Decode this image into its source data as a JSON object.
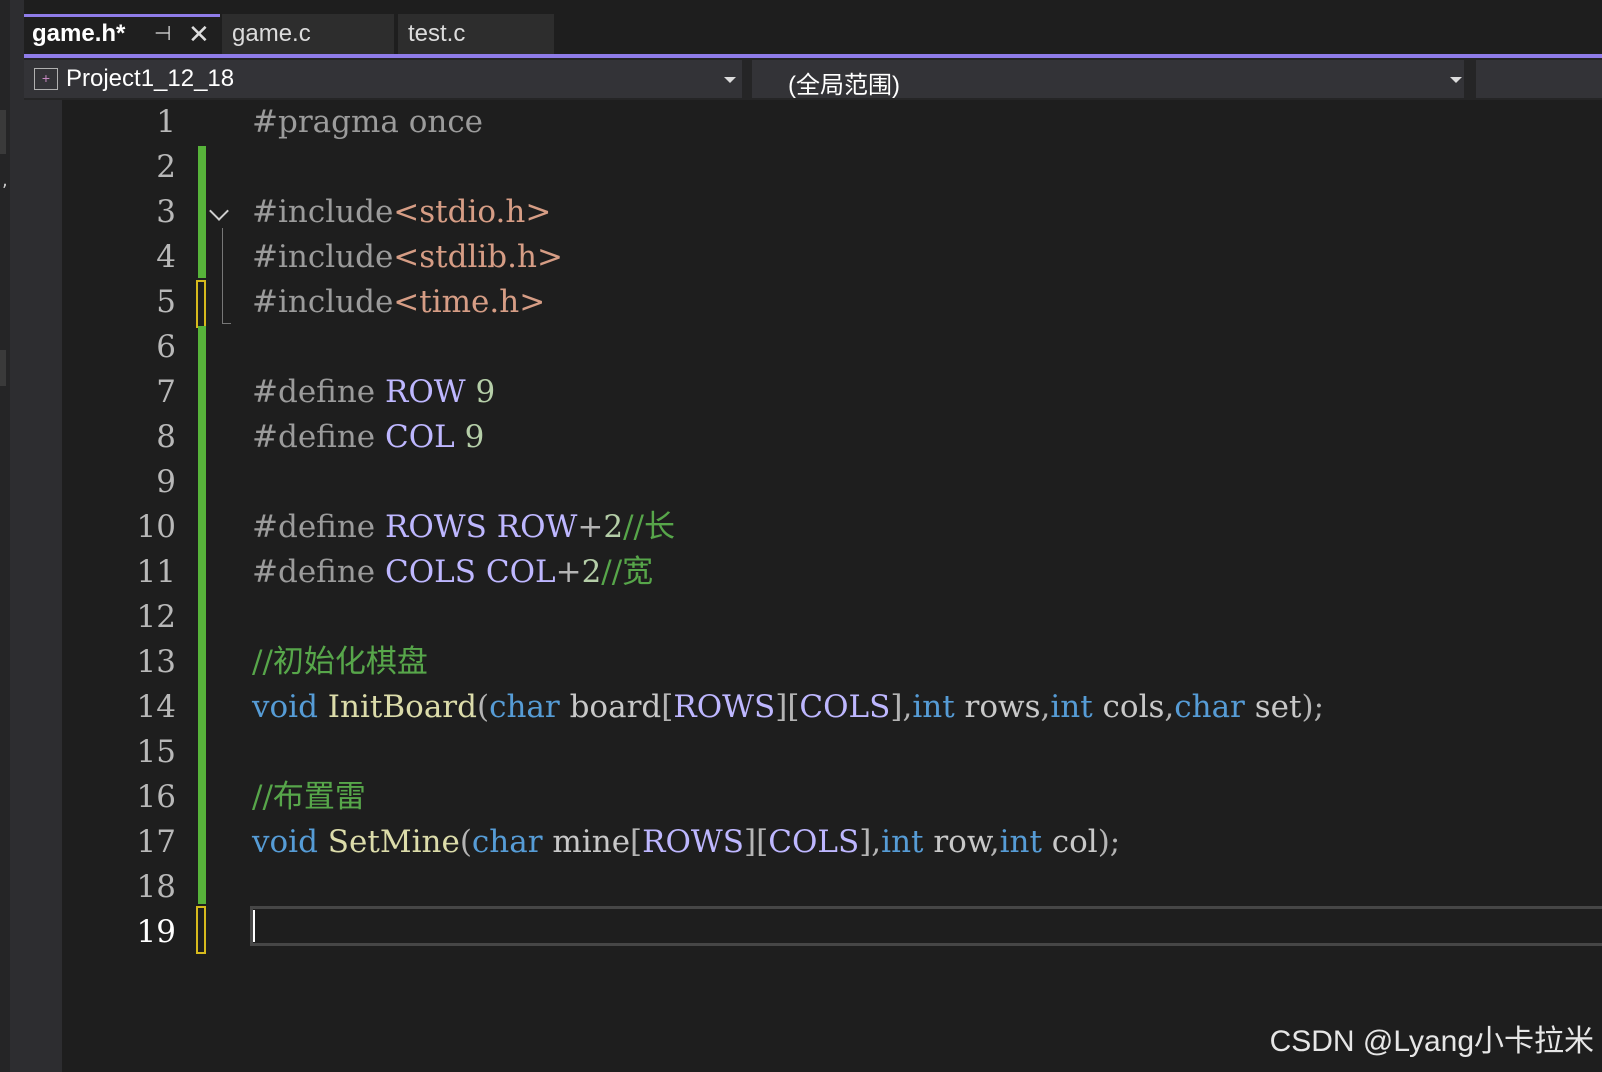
{
  "tabs": [
    {
      "label": "game.h*",
      "active": true,
      "pin_icon": "pin-icon",
      "close_icon": "close-icon"
    },
    {
      "label": "game.c",
      "active": false
    },
    {
      "label": "test.c",
      "active": false
    }
  ],
  "nav": {
    "project": "Project1_12_18",
    "scope": "(全局范围)"
  },
  "colors": {
    "accent": "#8f7ce8",
    "change_saved": "#57b33a",
    "change_unsaved": "#d7ba1d",
    "keyword": "#569cd6",
    "macro": "#beb7ff",
    "include_path": "#d69d85",
    "comment": "#57a64a",
    "number": "#b5cea8",
    "function": "#dcdcaa"
  },
  "line_numbers": [
    "1",
    "2",
    "3",
    "4",
    "5",
    "6",
    "7",
    "8",
    "9",
    "10",
    "11",
    "12",
    "13",
    "14",
    "15",
    "16",
    "17",
    "18",
    "19"
  ],
  "current_line": "19",
  "code": {
    "l1": {
      "pp": "#pragma once"
    },
    "l3": {
      "pp": "#include",
      "inc": "<stdio.h>"
    },
    "l4": {
      "pp": "#include",
      "inc": "<stdlib.h>"
    },
    "l5": {
      "pp": "#include",
      "inc": "<time.h>"
    },
    "l7": {
      "pp": "#define ",
      "name": "ROW",
      "sp": " ",
      "val": "9"
    },
    "l8": {
      "pp": "#define ",
      "name": "COL",
      "sp": " ",
      "val": "9"
    },
    "l10": {
      "pp": "#define ",
      "name": "ROWS",
      "sp": " ",
      "ref": "ROW",
      "op": "+",
      "val": "2",
      "cmt": "//长"
    },
    "l11": {
      "pp": "#define ",
      "name": "COLS",
      "sp": " ",
      "ref": "COL",
      "op": "+",
      "val": "2",
      "cmt": "//宽"
    },
    "l13": {
      "cmt": "//初始化棋盘"
    },
    "l14": {
      "kw_void": "void",
      "sp1": " ",
      "fn": "InitBoard",
      "p_open": "(",
      "kw_char1": "char",
      "board": " board",
      "b1": "[",
      "m_rows": "ROWS",
      "b2": "][",
      "m_cols": "COLS",
      "b3": "]",
      "c1": ",",
      "kw_int1": "int",
      "rows": " rows",
      "c2": ",",
      "kw_int2": "int",
      "cols": " cols",
      "c3": ",",
      "kw_char2": "char",
      "set": " set",
      "end": ");"
    },
    "l16": {
      "cmt": "//布置雷"
    },
    "l17": {
      "kw_void": "void",
      "sp1": " ",
      "fn": "SetMine",
      "p_open": "(",
      "kw_char1": "char",
      "mine": " mine",
      "b1": "[",
      "m_rows": "ROWS",
      "b2": "][",
      "m_cols": "COLS",
      "b3": "]",
      "c1": ",",
      "kw_int1": "int",
      "row": " row",
      "c2": ",",
      "kw_int2": "int",
      "col": " col",
      "end": ");"
    }
  },
  "watermark": "CSDN @Lyang小卡拉米"
}
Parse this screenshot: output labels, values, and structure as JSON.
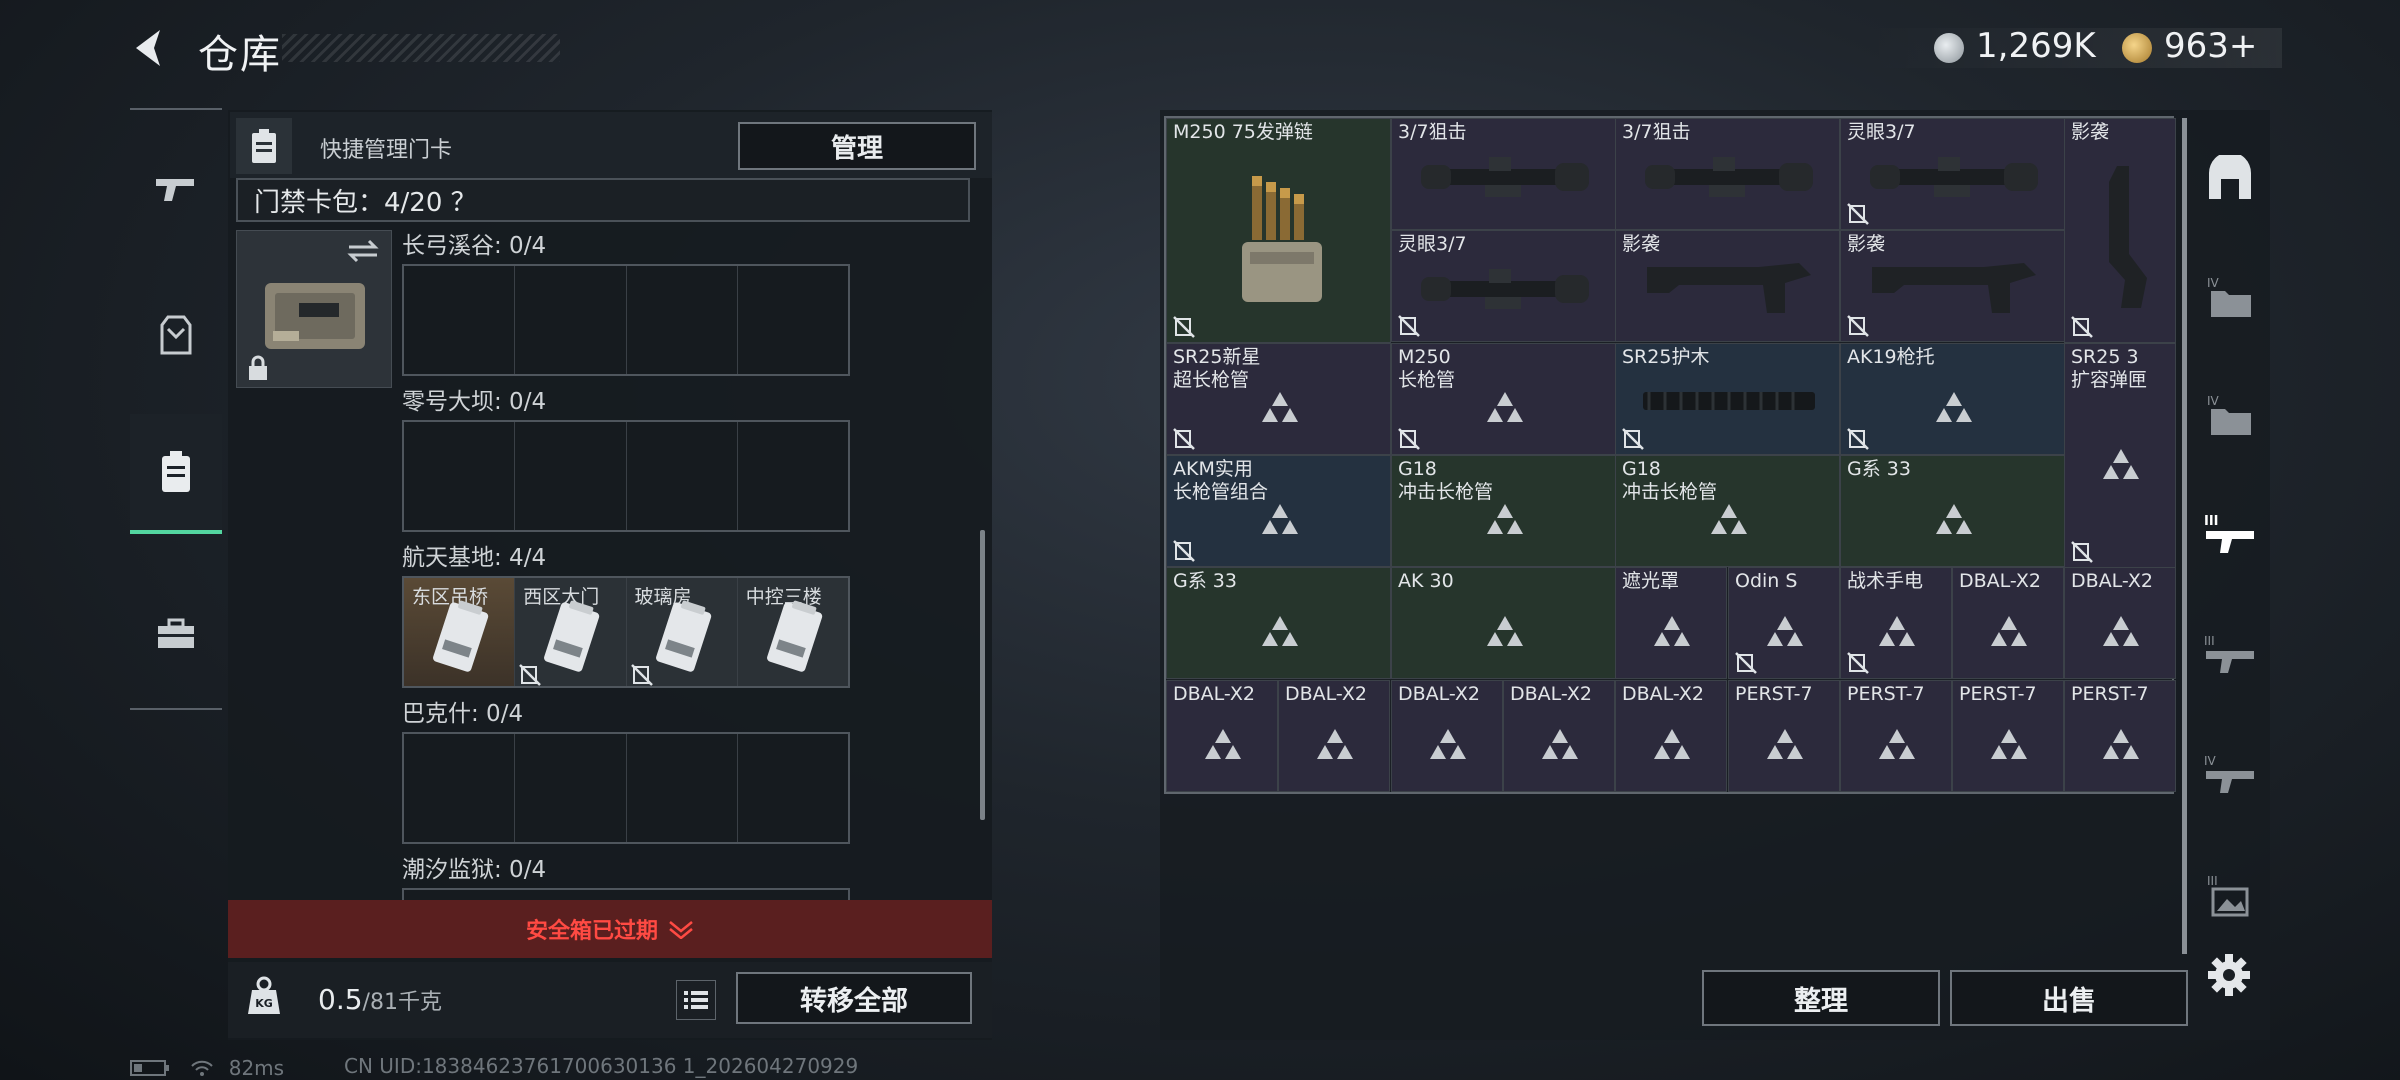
{
  "header": {
    "title": "仓库"
  },
  "currency": [
    {
      "icon": "silver-coin-icon",
      "value": "1,269K"
    },
    {
      "icon": "gold-coin-icon",
      "value": "963+"
    }
  ],
  "left_tabs": [
    {
      "icon": "gun-icon",
      "active": false
    },
    {
      "icon": "armor-icon",
      "active": false
    },
    {
      "icon": "keycard-icon",
      "active": true
    },
    {
      "icon": "toolbox-icon",
      "active": false
    }
  ],
  "keycard_panel": {
    "quick_label": "快捷管理门卡",
    "manage_label": "管理",
    "pack_label": "门禁卡包：4/20 ？",
    "regions": [
      {
        "label": "长弓溪谷: 0/4",
        "cards": []
      },
      {
        "label": "零号大坝: 0/4",
        "cards": []
      },
      {
        "label": "航天基地: 4/4",
        "cards": [
          "东区吊桥",
          "西区大门",
          "玻璃房",
          "中控三楼"
        ]
      },
      {
        "label": "巴克什: 0/4",
        "cards": []
      },
      {
        "label": "潮汐监狱: 0/4",
        "cards": []
      }
    ],
    "expired_label": "安全箱已过期",
    "weight_value": "0.5",
    "weight_max": "/81千克",
    "transfer_label": "转移全部"
  },
  "stash_items": [
    {
      "name": "M250 75发弹链"
    },
    {
      "name": "3/7狙击"
    },
    {
      "name": "3/7狙击"
    },
    {
      "name": "灵眼3/7"
    },
    {
      "name": "影袭"
    },
    {
      "name": "灵眼3/7"
    },
    {
      "name": "影袭"
    },
    {
      "name": "影袭"
    },
    {
      "name": "SR25新星\n超长枪管"
    },
    {
      "name": "M250\n长枪管"
    },
    {
      "name": "SR25护木"
    },
    {
      "name": "AK19枪托"
    },
    {
      "name": "SR25 3\n扩容弹匣"
    },
    {
      "name": "AKM实用\n长枪管组合"
    },
    {
      "name": "G18\n冲击长枪管"
    },
    {
      "name": "G18\n冲击长枪管"
    },
    {
      "name": "G系 33"
    },
    {
      "name": "G系 33"
    },
    {
      "name": "AK 30"
    },
    {
      "name": "遮光罩"
    },
    {
      "name": "Odin S"
    },
    {
      "name": "战术手电"
    },
    {
      "name": "DBAL-X2"
    },
    {
      "name": "DBAL-X2"
    },
    {
      "name": "DBAL-X2"
    },
    {
      "name": "DBAL-X2"
    },
    {
      "name": "DBAL-X2"
    },
    {
      "name": "DBAL-X2"
    },
    {
      "name": "DBAL-X2"
    },
    {
      "name": "PERST-7"
    },
    {
      "name": "PERST-7"
    },
    {
      "name": "PERST-7"
    },
    {
      "name": "PERST-7"
    }
  ],
  "actions": {
    "sort_label": "整理",
    "sell_label": "出售"
  },
  "status": {
    "ping": "82ms",
    "uid": "CN UID:18384623761700630136 1_202604270929"
  },
  "colors": {
    "accent": "#53d6a0",
    "danger": "#ff4a43",
    "rarity_green": "#26352c",
    "rarity_blue": "#243140",
    "rarity_purple": "#2c2a3c"
  }
}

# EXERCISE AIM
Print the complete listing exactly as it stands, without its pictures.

# RESULT OF THE EXERCISE
Decode this image into its source data as a JSON object.
{
  "tabs": [
    {
      "label": "game.h*",
      "active": true,
      "pin_icon": "pin-icon",
      "close_icon": "close-icon"
    },
    {
      "label": "game.c",
      "active": false
    },
    {
      "label": "test.c",
      "active": false
    }
  ],
  "nav": {
    "project": "Project1_12_18",
    "scope": "(全局范围)"
  },
  "colors": {
    "accent": "#8f7ce8",
    "change_saved": "#57b33a",
    "change_unsaved": "#d7ba1d",
    "keyword": "#569cd6",
    "macro": "#beb7ff",
    "include_path": "#d69d85",
    "comment": "#57a64a",
    "number": "#b5cea8",
    "function": "#dcdcaa"
  },
  "line_numbers": [
    "1",
    "2",
    "3",
    "4",
    "5",
    "6",
    "7",
    "8",
    "9",
    "10",
    "11",
    "12",
    "13",
    "14",
    "15",
    "16",
    "17",
    "18",
    "19"
  ],
  "current_line": "19",
  "code": {
    "l1": {
      "pp": "#pragma once"
    },
    "l3": {
      "pp": "#include",
      "inc": "<stdio.h>"
    },
    "l4": {
      "pp": "#include",
      "inc": "<stdlib.h>"
    },
    "l5": {
      "pp": "#include",
      "inc": "<time.h>"
    },
    "l7": {
      "pp": "#define ",
      "name": "ROW",
      "sp": " ",
      "val": "9"
    },
    "l8": {
      "pp": "#define ",
      "name": "COL",
      "sp": " ",
      "val": "9"
    },
    "l10": {
      "pp": "#define ",
      "name": "ROWS",
      "sp": " ",
      "ref": "ROW",
      "op": "+",
      "val": "2",
      "cmt": "//长"
    },
    "l11": {
      "pp": "#define ",
      "name": "COLS",
      "sp": " ",
      "ref": "COL",
      "op": "+",
      "val": "2",
      "cmt": "//宽"
    },
    "l13": {
      "cmt": "//初始化棋盘"
    },
    "l14": {
      "kw_void": "void",
      "sp1": " ",
      "fn": "InitBoard",
      "p_open": "(",
      "kw_char1": "char",
      "board": " board",
      "b1": "[",
      "m_rows": "ROWS",
      "b2": "][",
      "m_cols": "COLS",
      "b3": "]",
      "c1": ",",
      "kw_int1": "int",
      "rows": " rows",
      "c2": ",",
      "kw_int2": "int",
      "cols": " cols",
      "c3": ",",
      "kw_char2": "char",
      "set": " set",
      "end": ");"
    },
    "l16": {
      "cmt": "//布置雷"
    },
    "l17": {
      "kw_void": "void",
      "sp1": " ",
      "fn": "SetMine",
      "p_open": "(",
      "kw_char1": "char",
      "mine": " mine",
      "b1": "[",
      "m_rows": "ROWS",
      "b2": "][",
      "m_cols": "COLS",
      "b3": "]",
      "c1": ",",
      "kw_int1": "int",
      "row": " row",
      "c2": ",",
      "kw_int2": "int",
      "col": " col",
      "end": ");"
    }
  },
  "watermark": "CSDN @Lyang小卡拉米"
}
Parse this screenshot: output labels, values, and structure as JSON.
{
  "header": {
    "title": "仓库"
  },
  "currency": [
    {
      "icon": "silver-coin-icon",
      "value": "1,269K"
    },
    {
      "icon": "gold-coin-icon",
      "value": "963+"
    }
  ],
  "left_tabs": [
    {
      "icon": "gun-icon",
      "active": false
    },
    {
      "icon": "armor-icon",
      "active": false
    },
    {
      "icon": "keycard-icon",
      "active": true
    },
    {
      "icon": "toolbox-icon",
      "active": false
    }
  ],
  "keycard_panel": {
    "quick_label": "快捷管理门卡",
    "manage_label": "管理",
    "pack_label": "门禁卡包：4/20 ？",
    "regions": [
      {
        "label": "长弓溪谷: 0/4",
        "cards": []
      },
      {
        "label": "零号大坝: 0/4",
        "cards": []
      },
      {
        "label": "航天基地: 4/4",
        "cards": [
          "东区吊桥",
          "西区大门",
          "玻璃房",
          "中控三楼"
        ]
      },
      {
        "label": "巴克什: 0/4",
        "cards": []
      },
      {
        "label": "潮汐监狱: 0/4",
        "cards": []
      }
    ],
    "expired_label": "安全箱已过期",
    "weight_value": "0.5",
    "weight_max": "/81千克",
    "transfer_label": "转移全部"
  },
  "stash_items": [
    {
      "name": "M250 75发弹链"
    },
    {
      "name": "3/7狙击"
    },
    {
      "name": "3/7狙击"
    },
    {
      "name": "灵眼3/7"
    },
    {
      "name": "影袭"
    },
    {
      "name": "灵眼3/7"
    },
    {
      "name": "影袭"
    },
    {
      "name": "影袭"
    },
    {
      "name": "SR25新星\n超长枪管"
    },
    {
      "name": "M250\n长枪管"
    },
    {
      "name": "SR25护木"
    },
    {
      "name": "AK19枪托"
    },
    {
      "name": "SR25 3\n扩容弹匣"
    },
    {
      "name": "AKM实用\n长枪管组合"
    },
    {
      "name": "G18\n冲击长枪管"
    },
    {
      "name": "G18\n冲击长枪管"
    },
    {
      "name": "G系 33"
    },
    {
      "name": "G系 33"
    },
    {
      "name": "AK 30"
    },
    {
      "name": "遮光罩"
    },
    {
      "name": "Odin S"
    },
    {
      "name": "战术手电"
    },
    {
      "name": "DBAL-X2"
    },
    {
      "name": "DBAL-X2"
    },
    {
      "name": "DBAL-X2"
    },
    {
      "name": "DBAL-X2"
    },
    {
      "name": "DBAL-X2"
    },
    {
      "name": "DBAL-X2"
    },
    {
      "name": "DBAL-X2"
    },
    {
      "name": "PERST-7"
    },
    {
      "name": "PERST-7"
    },
    {
      "name": "PERST-7"
    },
    {
      "name": "PERST-7"
    }
  ],
  "actions": {
    "sort_label": "整理",
    "sell_label": "出售"
  },
  "status": {
    "ping": "82ms",
    "uid": "CN UID:18384623761700630136 1_202604270929"
  },
  "colors": {
    "accent": "#53d6a0",
    "danger": "#ff4a43",
    "rarity_green": "#26352c",
    "rarity_blue": "#243140",
    "rarity_purple": "#2c2a3c"
  }
}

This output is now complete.